Background: Thoughts of harming the infant and other disturbing cognitions are frequently described in anecdotal reports on postpartum depression. These cognitions have not been examined empirically.
Methods: 100 clinically depressed mothers with a child under 3 years were evaluated and compared to a control group of 46 nondepressed mothers.
Results: 41% of depressed mothers compared to 7% of control mothers admitted to thoughts of harming their infant. Fear of being alone with the infant and inability to care for the infant were assessed only in depressed mothers and occurred less frequently. More than half of depressed mothers had problems in one of these three areas.
Conclusions: Thoughts of harming the infant are common in depressed mothers. Demographic variables, psychosocial stressors and psychiatric variables do not help predict which mothers are likely to experience thoughts of harm or fear of being alone with the infant. These cognitive and affective disturbances may be one pathway by which maternal depression affects infants.

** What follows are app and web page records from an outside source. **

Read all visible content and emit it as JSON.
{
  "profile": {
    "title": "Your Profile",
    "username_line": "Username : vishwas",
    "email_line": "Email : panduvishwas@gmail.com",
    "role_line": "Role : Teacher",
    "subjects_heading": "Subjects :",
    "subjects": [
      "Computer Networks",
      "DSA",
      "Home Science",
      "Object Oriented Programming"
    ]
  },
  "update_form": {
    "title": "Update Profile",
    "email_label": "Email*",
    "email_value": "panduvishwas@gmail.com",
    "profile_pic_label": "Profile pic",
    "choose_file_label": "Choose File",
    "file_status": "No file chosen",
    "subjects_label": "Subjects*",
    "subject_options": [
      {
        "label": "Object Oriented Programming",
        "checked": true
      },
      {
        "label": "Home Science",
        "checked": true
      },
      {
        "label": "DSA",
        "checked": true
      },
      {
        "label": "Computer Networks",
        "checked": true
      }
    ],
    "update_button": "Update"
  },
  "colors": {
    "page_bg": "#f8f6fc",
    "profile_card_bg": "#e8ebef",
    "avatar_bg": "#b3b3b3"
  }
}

Limitations: The control group was not given the full diagnostic interview. Consequently, the groups were not selected by identical procedures. Also fear of being alone with the infant and difficulty caring for the infant were not assessed in the control group.